Most students do not know how to turn the information they get into knowledge because most classroom education is content based, and students simply memorize and regurgitate information to pass an exam; which does not help them become creative or think critically. He says that is where thinking maps come in. Thinking maps are visual representations or diagrams of eight cognitive processes that include cause-and-effect, categorization, sequencing, comparing and contrasting and seeing analogies.
Now Dr. David Hyerle’s ideas are being applied at a new school which will attempt to instill creativity and critical thinking skills in students and parents as well.
“Thinking school is offering a journey forward from the place education has been for so many decades,” David Hyerle told Capital.
Thinking School International is a network sharing innovative ideas among educators, to help pupils across the globe, he said, and it is now coming to Ethiopia. Thinking School International collaborated with Eminence Social Entrepreneurs in 2009. This year they will be working with over 300 government schools and private schools as well. Thinking Schools Ethiopia that provides training to parents, teachers and students will also work with NGOs that work in education such as Save The Children and others.
“You can’t just target a group of people in a school; if that’s the case then you will not have a sustainable result. That’s why we plan to involve everyone in the school at the trainings we give,” said Bereket Aweke, Thinking School’s Program Coordinator.

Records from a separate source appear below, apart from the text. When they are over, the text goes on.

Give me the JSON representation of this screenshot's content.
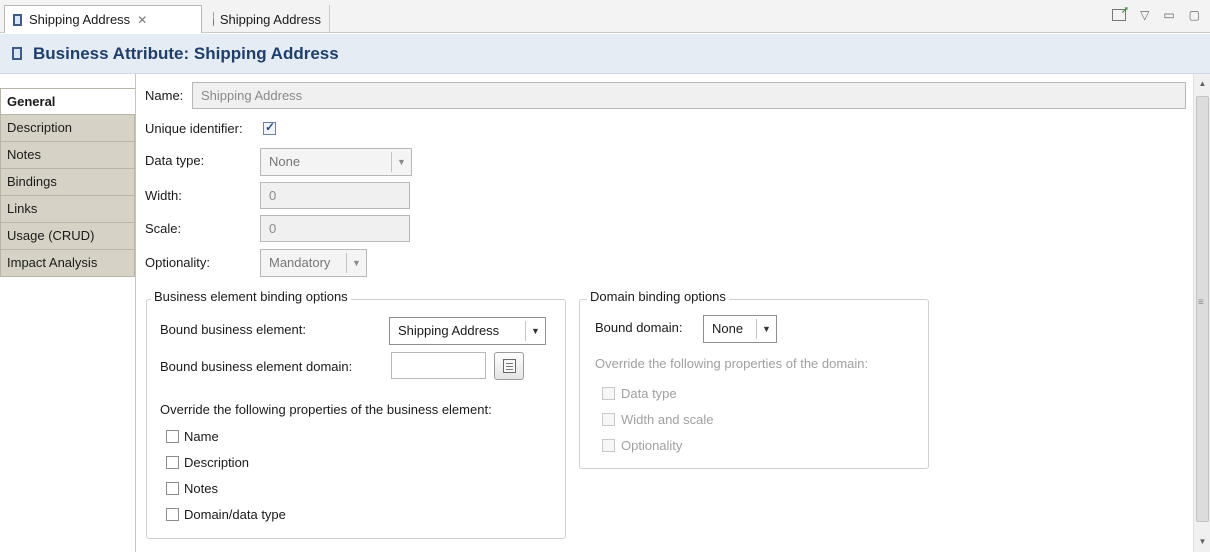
{
  "tabs": [
    {
      "label": "Shipping Address",
      "icon": "entity-icon",
      "active": true
    },
    {
      "label": "Shipping Address",
      "icon": "globe-icon",
      "active": false
    }
  ],
  "header": {
    "title": "Business Attribute: Shipping Address"
  },
  "sidetabs": [
    "General",
    "Description",
    "Notes",
    "Bindings",
    "Links",
    "Usage (CRUD)",
    "Impact Analysis"
  ],
  "general": {
    "name_label": "Name:",
    "name_value": "Shipping Address",
    "unique_label": "Unique identifier:",
    "unique_checked": true,
    "datatype_label": "Data type:",
    "datatype_value": "None",
    "width_label": "Width:",
    "width_value": "0",
    "scale_label": "Scale:",
    "scale_value": "0",
    "optionality_label": "Optionality:",
    "optionality_value": "Mandatory"
  },
  "business_binding": {
    "title": "Business element binding options",
    "bound_label": "Bound business element:",
    "bound_value": "Shipping Address",
    "domain_label": "Bound business element domain:",
    "domain_value": "",
    "override_label": "Override the following properties of the business element:",
    "options": [
      "Name",
      "Description",
      "Notes",
      "Domain/data type"
    ]
  },
  "domain_binding": {
    "title": "Domain binding options",
    "bound_label": "Bound domain:",
    "bound_value": "None",
    "override_label": "Override the following properties of the domain:",
    "options": [
      "Data type",
      "Width and scale",
      "Optionality"
    ]
  },
  "colors": {
    "header_text": "#1e3f6e",
    "tab_bg": "#d6d3c6"
  }
}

At the school the teacher is not above the students simply giving out information to be absorbed and the parents are not just idly hoping that the school will develop their child into the next genius. Instead there are no spectators and everyone is a learner. This means that the school is actually a transformative interdependent community.
Everyone becomes a learner, teacher, and leader through this process of focusing on the co-development of thinking, young and old. The process is learner/student centered throughout each school, between schools, throughout each Wereda and all over Ethiopia. This includes Pre-KG, elementary, secondary and university teachers’ trainings.
Thinking schools offers six starting points of thinking methodologies and they are reflective questioning, thinking skills, visual mapping, collaborative networking, developing disposition and structuring environment.The methodologies have been pilot tested on some school in and out of Addis Ababa and they have shown good results. “Our aim is to reach all schools in the country. We are working really closely with the Ministry of Education and there are talks about making thinking school part of the Ethiopian educational curriculum,” said Bereket.
Thinking Schools International is working with and is active in schools around the globe. Countries like Malaysia, Norway, South Africa and the UK are some of the countries Thinking Schools International is working with. The Thinking Schools Ethiopia government schools proposal for schools in Addis Ababa builds upon the initial eighteen-month student-centered pilot project from 2009-2011 in Ethiopia, a quality education approach with extensive research supporting Thinking Schools methods and implementation.